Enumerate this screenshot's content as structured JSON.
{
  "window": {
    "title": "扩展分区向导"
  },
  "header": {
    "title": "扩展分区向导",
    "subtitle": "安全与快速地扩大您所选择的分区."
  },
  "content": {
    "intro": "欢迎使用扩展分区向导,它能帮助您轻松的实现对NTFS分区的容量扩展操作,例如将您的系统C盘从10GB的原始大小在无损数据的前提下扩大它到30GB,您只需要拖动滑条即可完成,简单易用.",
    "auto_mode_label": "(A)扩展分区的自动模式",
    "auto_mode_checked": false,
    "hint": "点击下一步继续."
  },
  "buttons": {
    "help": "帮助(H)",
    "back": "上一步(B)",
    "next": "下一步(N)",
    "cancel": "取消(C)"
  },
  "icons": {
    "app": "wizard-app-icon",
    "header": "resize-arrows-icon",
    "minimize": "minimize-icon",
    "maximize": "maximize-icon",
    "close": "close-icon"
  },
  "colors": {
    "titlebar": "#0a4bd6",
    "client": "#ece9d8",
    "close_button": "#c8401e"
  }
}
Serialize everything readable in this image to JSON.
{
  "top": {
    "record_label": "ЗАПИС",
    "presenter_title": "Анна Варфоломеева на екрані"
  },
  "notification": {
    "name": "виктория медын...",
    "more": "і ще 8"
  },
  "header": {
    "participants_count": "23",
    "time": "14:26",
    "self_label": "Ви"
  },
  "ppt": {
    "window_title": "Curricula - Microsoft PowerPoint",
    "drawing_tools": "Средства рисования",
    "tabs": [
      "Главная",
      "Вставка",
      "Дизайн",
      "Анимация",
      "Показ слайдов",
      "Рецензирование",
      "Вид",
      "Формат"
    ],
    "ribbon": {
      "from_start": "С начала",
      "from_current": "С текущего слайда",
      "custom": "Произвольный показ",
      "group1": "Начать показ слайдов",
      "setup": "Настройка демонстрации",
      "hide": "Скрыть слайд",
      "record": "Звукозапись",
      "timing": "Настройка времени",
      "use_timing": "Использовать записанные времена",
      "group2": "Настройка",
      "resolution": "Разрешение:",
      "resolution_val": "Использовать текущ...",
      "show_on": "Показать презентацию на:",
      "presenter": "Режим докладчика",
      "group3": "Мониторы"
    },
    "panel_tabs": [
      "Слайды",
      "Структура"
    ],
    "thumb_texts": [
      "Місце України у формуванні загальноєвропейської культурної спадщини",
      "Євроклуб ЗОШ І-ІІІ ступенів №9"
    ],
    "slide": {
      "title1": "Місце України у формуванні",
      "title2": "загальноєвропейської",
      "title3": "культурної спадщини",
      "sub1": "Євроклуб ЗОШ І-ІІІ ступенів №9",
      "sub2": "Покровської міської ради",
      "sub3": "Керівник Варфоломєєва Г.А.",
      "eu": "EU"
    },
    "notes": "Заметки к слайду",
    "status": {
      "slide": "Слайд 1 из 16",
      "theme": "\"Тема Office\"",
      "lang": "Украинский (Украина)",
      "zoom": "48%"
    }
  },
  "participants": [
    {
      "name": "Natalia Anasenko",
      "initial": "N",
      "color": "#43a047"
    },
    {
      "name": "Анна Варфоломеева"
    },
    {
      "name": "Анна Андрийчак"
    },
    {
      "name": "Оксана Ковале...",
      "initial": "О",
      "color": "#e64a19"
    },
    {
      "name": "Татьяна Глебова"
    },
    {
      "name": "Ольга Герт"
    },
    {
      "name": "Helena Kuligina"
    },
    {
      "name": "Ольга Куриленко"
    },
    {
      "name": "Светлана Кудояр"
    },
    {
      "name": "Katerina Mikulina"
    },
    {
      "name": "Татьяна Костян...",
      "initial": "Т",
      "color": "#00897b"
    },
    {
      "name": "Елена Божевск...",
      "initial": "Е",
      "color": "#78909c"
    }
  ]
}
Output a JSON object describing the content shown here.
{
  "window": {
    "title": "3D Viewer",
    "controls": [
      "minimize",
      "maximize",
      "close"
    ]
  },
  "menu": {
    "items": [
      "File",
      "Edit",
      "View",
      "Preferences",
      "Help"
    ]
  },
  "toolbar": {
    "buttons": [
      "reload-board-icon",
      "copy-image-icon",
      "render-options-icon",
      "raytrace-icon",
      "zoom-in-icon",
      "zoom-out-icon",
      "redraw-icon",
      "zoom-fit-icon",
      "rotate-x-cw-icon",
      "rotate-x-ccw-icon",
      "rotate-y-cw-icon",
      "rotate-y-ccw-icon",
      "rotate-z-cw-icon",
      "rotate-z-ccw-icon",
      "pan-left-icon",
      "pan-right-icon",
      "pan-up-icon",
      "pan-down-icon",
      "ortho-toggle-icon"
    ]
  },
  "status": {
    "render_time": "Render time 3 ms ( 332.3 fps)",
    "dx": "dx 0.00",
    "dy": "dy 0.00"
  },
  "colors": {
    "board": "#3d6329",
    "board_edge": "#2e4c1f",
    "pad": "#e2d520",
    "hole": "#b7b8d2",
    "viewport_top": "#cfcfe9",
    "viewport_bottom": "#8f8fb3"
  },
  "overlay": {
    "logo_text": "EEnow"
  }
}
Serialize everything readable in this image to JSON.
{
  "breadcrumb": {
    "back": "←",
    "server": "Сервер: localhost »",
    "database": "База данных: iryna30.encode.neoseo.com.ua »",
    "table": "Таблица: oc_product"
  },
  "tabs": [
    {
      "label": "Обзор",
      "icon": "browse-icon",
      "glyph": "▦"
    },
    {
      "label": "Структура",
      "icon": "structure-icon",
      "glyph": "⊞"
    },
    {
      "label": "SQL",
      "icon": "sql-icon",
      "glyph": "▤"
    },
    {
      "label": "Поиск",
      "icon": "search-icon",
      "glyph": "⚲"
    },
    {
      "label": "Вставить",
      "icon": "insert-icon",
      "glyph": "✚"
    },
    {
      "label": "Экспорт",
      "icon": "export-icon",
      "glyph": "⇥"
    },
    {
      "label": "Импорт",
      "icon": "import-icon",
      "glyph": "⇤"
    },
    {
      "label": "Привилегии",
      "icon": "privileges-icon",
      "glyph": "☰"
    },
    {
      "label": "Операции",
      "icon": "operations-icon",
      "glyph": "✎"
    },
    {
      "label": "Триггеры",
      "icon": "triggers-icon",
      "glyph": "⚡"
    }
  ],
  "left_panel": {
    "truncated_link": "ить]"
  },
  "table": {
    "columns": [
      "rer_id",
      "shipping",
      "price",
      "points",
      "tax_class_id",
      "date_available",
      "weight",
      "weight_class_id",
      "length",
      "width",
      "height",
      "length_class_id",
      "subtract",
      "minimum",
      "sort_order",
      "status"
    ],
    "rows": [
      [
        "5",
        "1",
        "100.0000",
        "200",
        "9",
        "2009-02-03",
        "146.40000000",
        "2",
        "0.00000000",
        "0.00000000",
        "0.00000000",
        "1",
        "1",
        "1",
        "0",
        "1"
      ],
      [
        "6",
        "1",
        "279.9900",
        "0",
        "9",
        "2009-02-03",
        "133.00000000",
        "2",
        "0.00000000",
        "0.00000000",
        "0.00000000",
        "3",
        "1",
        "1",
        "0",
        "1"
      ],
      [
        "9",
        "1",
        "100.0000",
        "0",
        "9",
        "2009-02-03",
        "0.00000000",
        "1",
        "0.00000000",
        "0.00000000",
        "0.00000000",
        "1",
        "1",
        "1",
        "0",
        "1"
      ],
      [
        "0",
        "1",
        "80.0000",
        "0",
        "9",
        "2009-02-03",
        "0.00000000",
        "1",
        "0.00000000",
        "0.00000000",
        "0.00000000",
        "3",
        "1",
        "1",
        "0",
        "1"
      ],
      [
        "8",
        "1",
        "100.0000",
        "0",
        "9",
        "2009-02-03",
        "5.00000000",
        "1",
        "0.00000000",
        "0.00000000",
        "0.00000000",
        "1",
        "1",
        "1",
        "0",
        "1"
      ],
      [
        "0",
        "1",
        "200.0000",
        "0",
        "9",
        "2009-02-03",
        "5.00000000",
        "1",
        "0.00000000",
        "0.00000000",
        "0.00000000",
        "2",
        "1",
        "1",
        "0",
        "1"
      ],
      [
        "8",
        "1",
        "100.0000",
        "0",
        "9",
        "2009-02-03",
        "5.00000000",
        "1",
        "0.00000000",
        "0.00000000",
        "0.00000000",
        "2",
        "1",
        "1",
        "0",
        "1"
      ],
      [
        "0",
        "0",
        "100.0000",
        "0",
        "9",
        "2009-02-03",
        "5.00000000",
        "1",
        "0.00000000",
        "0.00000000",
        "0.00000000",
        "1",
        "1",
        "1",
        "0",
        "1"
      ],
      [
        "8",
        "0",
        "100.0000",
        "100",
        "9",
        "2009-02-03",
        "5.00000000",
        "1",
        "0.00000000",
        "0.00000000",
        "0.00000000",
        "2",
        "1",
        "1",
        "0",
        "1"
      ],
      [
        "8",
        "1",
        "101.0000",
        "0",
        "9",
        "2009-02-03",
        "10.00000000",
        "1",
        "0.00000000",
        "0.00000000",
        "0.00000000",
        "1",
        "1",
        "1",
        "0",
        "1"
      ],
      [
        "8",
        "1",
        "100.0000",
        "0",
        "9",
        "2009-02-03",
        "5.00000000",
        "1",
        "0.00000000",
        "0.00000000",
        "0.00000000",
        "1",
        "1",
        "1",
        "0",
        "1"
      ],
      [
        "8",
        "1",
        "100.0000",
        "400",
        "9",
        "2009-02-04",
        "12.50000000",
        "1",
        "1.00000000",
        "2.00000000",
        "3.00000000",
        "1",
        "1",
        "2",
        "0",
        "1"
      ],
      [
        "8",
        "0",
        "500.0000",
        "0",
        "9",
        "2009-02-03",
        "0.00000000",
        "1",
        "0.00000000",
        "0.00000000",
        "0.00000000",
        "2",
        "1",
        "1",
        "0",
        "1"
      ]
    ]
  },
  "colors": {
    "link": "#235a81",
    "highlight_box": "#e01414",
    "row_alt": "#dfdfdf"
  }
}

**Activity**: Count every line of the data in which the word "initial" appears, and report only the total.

**Exercise solution**: 4